In the last week I recalculated string gauges for my big chromatic harp and re-strung it twice (!) and the result is amazing.
Over the last ten years this harp has gone from carbon fibre strings to nylon strings to gut strings, now I’m not changing strings as such but just gauges.
I have the suspicion that the fact that it’s double strung and thus two rows of strings are putting additional pressure onto the sound board means the string gauges might have to be calculated differently from a diatonic harp of the same size/same string chart in length & pitch.
Even the fact that there are two rows rather than one makes the sound board behave in a different way, possibly moving less freely.

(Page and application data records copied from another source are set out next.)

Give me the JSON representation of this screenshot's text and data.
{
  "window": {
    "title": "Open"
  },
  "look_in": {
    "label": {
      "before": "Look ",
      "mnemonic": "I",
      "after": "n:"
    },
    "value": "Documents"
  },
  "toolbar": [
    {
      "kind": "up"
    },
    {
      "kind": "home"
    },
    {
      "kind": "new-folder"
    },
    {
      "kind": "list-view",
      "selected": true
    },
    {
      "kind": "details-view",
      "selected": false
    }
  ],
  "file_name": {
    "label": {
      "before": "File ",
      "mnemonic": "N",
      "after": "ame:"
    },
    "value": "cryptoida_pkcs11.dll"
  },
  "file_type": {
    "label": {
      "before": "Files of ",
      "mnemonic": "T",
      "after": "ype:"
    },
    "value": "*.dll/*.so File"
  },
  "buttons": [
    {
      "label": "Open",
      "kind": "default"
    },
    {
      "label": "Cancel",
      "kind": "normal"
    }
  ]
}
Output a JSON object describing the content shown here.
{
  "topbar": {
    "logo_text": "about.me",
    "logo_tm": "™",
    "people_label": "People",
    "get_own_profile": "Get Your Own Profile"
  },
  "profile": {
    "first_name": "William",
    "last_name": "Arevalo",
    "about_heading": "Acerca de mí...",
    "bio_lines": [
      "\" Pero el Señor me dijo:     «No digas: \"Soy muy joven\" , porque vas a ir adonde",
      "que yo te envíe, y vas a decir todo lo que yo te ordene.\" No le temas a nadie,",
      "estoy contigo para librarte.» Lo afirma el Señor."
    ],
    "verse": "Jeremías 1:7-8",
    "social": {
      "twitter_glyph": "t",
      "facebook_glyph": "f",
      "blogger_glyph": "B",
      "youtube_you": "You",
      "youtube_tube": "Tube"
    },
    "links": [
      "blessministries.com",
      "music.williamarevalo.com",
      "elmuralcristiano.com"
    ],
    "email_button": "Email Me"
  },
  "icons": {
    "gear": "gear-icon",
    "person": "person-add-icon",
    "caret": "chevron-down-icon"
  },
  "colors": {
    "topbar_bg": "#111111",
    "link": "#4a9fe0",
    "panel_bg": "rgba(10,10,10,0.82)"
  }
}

For future harps, it might be interesting to study the behaviours of double strung sound boards. Different positions of the two rows to each other or their position on the sound board have an impact on the crossing angle of course, but more than likely also a huge influence on sound.
Maybe they should be in position “one third” and “two thirds” like the ratio for the fifth (the nerds might recognise Pythagoras in this). They would – but these are all wild speculations – hit the “nodes” in the lateral wave, same as the middle strip on a diatonic harp would hit the “octave node”. Maybe I’m mixing up things here as my knowledge of waves isn’t great but maybe it gets a ball rolling? Should these nodes, if they exist on a sound board, be used for attaching strings, or the opposite, should they be left vibrating freely? Maybe nodes is the wrong term but it would certainly be interesting to look into these simple ratios which create all our harmonics/harmonic intervals. The ratio for the octave being 1:2 or fifth 2:3 is the base for my wild speculations in the case of the two harp types.
In addition, as mentioned in an earlier blog, the crossing point is shifting the playing point away from the middle. A string which is meant to be played higher or lower rather than in its middle might need a different gauge too!
Releasing tension from the sound board by using thinner strings allows it to vibrate more freely, which leads to more resonance & sustain, not to talk about the quicker response of the strings & thus less effort for fingers & muscles. I’m stating the obvious here but the result is amazing. A harp (as I once said to a novice harp maker, who was looking for advice on strings), is mainly *strings* surrounded by a supporting frame and amplifying box.
Not to underestimate the importance of timber, shape, thickness, grain when trying to improve the sound of an instrument, but it’s the strings which create the sound! There are three (four) factors playing into string calculations. Pitch, length, gauge (and material).
Too little tension, especially in the case of a chromatic harp, would lead the strings to touch each other when vibrating. This can be counteracted by adapting one’s technique, but only to a certain tipping point, where one would lose dynamic range.
The latter is why I got a harp maker (Henrik Schupp) to design a harp with wider string spacing, over ten years ago. This very same spacing allows me now to lower the tension without provoking (physically) clashing strings.
In this video from December, with the higher string tension, one can guess that it demands a bit of effort to play these strings, one had to pull hard to get a good sound out of it, and even at that it sounds “dull”, especially when compared to the modern lever harps. I felt that I could never practice more than 3 hrs a day, it was a real workout!
It was a bit like my first harp (the ash harp), where I kept changing things around. With the ash harp though I didn’t stop with varying only pitch, gages and materials, I also changed the length of the strings as a last resort!
That’s a story for another day…
Watch this space for new video clips (coming soon!) to judge for yourselves – is it the same harp or a different instrument?